Problem to work on: Pictures aside, output each record exactly.

◆ ◆ ◆ ◆ ◆

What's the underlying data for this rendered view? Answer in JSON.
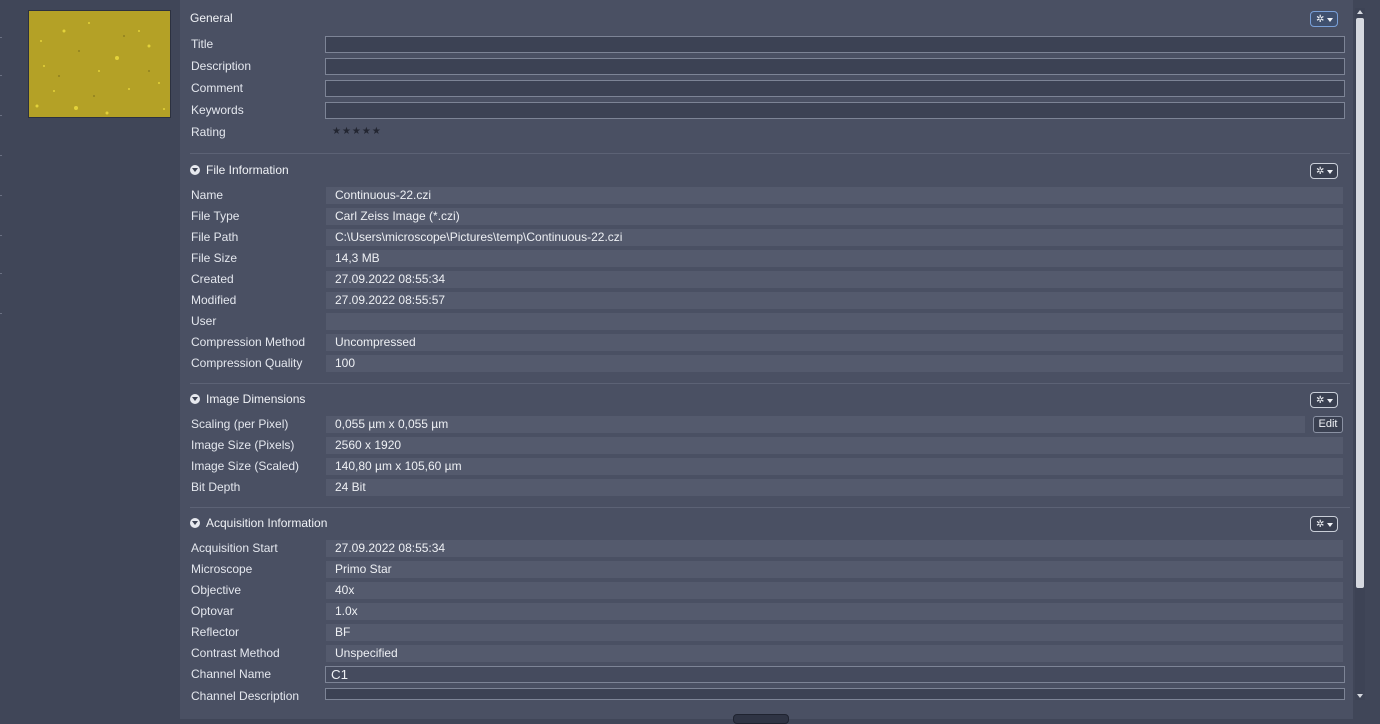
{
  "general": {
    "title": "General",
    "fields": [
      {
        "label": "Title",
        "value": ""
      },
      {
        "label": "Description",
        "value": ""
      },
      {
        "label": "Comment",
        "value": ""
      },
      {
        "label": "Keywords",
        "value": ""
      }
    ],
    "rating_label": "Rating",
    "rating_stars": "★★★★★"
  },
  "file_information": {
    "title": "File Information",
    "rows": [
      {
        "label": "Name",
        "value": "Continuous-22.czi"
      },
      {
        "label": "File Type",
        "value": "Carl Zeiss Image (*.czi)"
      },
      {
        "label": "File Path",
        "value": "C:\\Users\\microscope\\Pictures\\temp\\Continuous-22.czi"
      },
      {
        "label": "File Size",
        "value": "14,3 MB"
      },
      {
        "label": "Created",
        "value": "27.09.2022 08:55:34"
      },
      {
        "label": "Modified",
        "value": "27.09.2022 08:55:57"
      },
      {
        "label": "User",
        "value": ""
      },
      {
        "label": "Compression Method",
        "value": "Uncompressed"
      },
      {
        "label": "Compression Quality",
        "value": "100"
      }
    ]
  },
  "image_dimensions": {
    "title": "Image Dimensions",
    "edit_label": "Edit",
    "rows": [
      {
        "label": "Scaling (per Pixel)",
        "value": "0,055 µm x 0,055 µm"
      },
      {
        "label": "Image Size (Pixels)",
        "value": "2560 x 1920"
      },
      {
        "label": "Image Size (Scaled)",
        "value": "140,80 µm x 105,60 µm"
      },
      {
        "label": "Bit Depth",
        "value": "24 Bit"
      }
    ]
  },
  "acquisition_information": {
    "title": "Acquisition Information",
    "rows": [
      {
        "label": "Acquisition Start",
        "value": "27.09.2022 08:55:34"
      },
      {
        "label": "Microscope",
        "value": "Primo Star"
      },
      {
        "label": "Objective",
        "value": "40x"
      },
      {
        "label": "Optovar",
        "value": "1.0x"
      },
      {
        "label": "Reflector",
        "value": "BF"
      },
      {
        "label": "Contrast Method",
        "value": "Unspecified"
      }
    ],
    "channel_name_label": "Channel Name",
    "channel_name_value": "C1",
    "channel_description_label": "Channel Description",
    "channel_description_value": ""
  },
  "icons": {
    "gear": "gear-icon",
    "collapse": "collapse-circle-icon",
    "scroll_up": "arrow-up-icon",
    "scroll_down": "arrow-down-icon"
  },
  "colors": {
    "background": "#404658",
    "panel": "#4a5063",
    "value_field": "#545a6d",
    "thumbnail": "#b9a528"
  }
}
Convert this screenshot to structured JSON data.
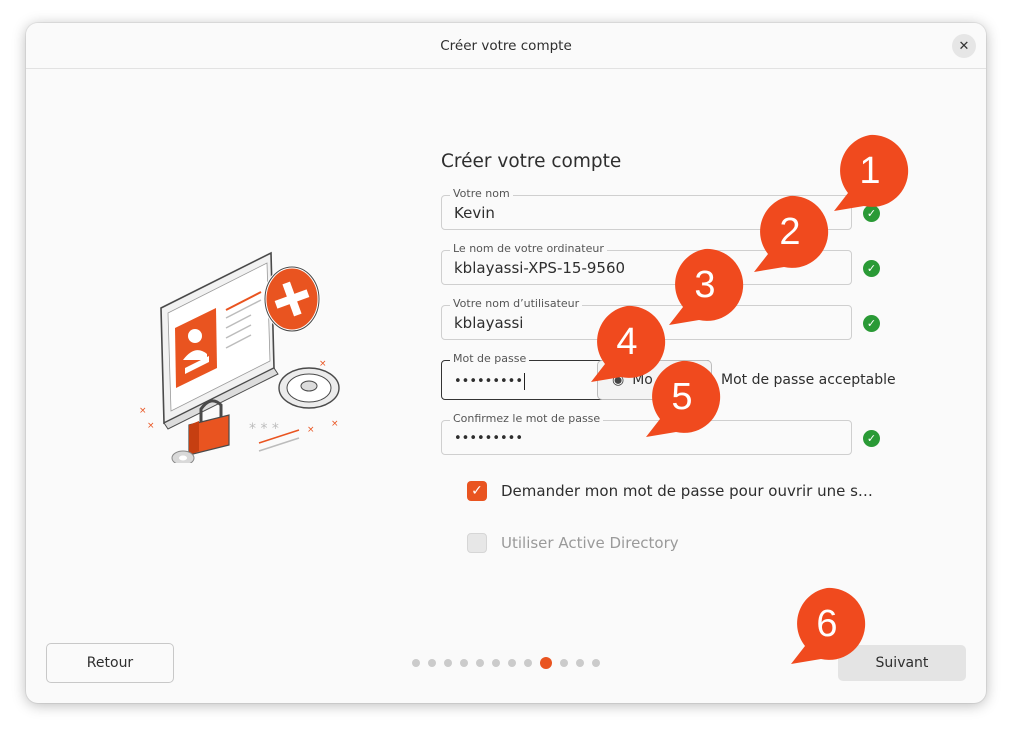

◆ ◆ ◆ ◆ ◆

Written solution:
What's the underlying data for this rendered view? Answer in JSON.
{
  "general": {
    "title": "General",
    "fields": [
      {
        "label": "Title",
        "value": ""
      },
      {
        "label": "Description",
        "value": ""
      },
      {
        "label": "Comment",
        "value": ""
      },
      {
        "label": "Keywords",
        "value": ""
      }
    ],
    "rating_label": "Rating",
    "rating_stars": "★★★★★"
  },
  "file_information": {
    "title": "File Information",
    "rows": [
      {
        "label": "Name",
        "value": "Continuous-22.czi"
      },
      {
        "label": "File Type",
        "value": "Carl Zeiss Image (*.czi)"
      },
      {
        "label": "File Path",
        "value": "C:\\Users\\microscope\\Pictures\\temp\\Continuous-22.czi"
      },
      {
        "label": "File Size",
        "value": "14,3 MB"
      },
      {
        "label": "Created",
        "value": "27.09.2022 08:55:34"
      },
      {
        "label": "Modified",
        "value": "27.09.2022 08:55:57"
      },
      {
        "label": "User",
        "value": ""
      },
      {
        "label": "Compression Method",
        "value": "Uncompressed"
      },
      {
        "label": "Compression Quality",
        "value": "100"
      }
    ]
  },
  "image_dimensions": {
    "title": "Image Dimensions",
    "edit_label": "Edit",
    "rows": [
      {
        "label": "Scaling (per Pixel)",
        "value": "0,055 µm x 0,055 µm"
      },
      {
        "label": "Image Size (Pixels)",
        "value": "2560 x 1920"
      },
      {
        "label": "Image Size (Scaled)",
        "value": "140,80 µm x 105,60 µm"
      },
      {
        "label": "Bit Depth",
        "value": "24 Bit"
      }
    ]
  },
  "acquisition_information": {
    "title": "Acquisition Information",
    "rows": [
      {
        "label": "Acquisition Start",
        "value": "27.09.2022 08:55:34"
      },
      {
        "label": "Microscope",
        "value": "Primo Star"
      },
      {
        "label": "Objective",
        "value": "40x"
      },
      {
        "label": "Optovar",
        "value": "1.0x"
      },
      {
        "label": "Reflector",
        "value": "BF"
      },
      {
        "label": "Contrast Method",
        "value": "Unspecified"
      }
    ],
    "channel_name_label": "Channel Name",
    "channel_name_value": "C1",
    "channel_description_label": "Channel Description",
    "channel_description_value": ""
  },
  "icons": {
    "gear": "gear-icon",
    "collapse": "collapse-circle-icon",
    "scroll_up": "arrow-up-icon",
    "scroll_down": "arrow-down-icon"
  },
  "colors": {
    "background": "#404658",
    "panel": "#4a5063",
    "value_field": "#545a6d",
    "thumbnail": "#b9a528"
  }
}
Convert this screenshot to structured JSON data.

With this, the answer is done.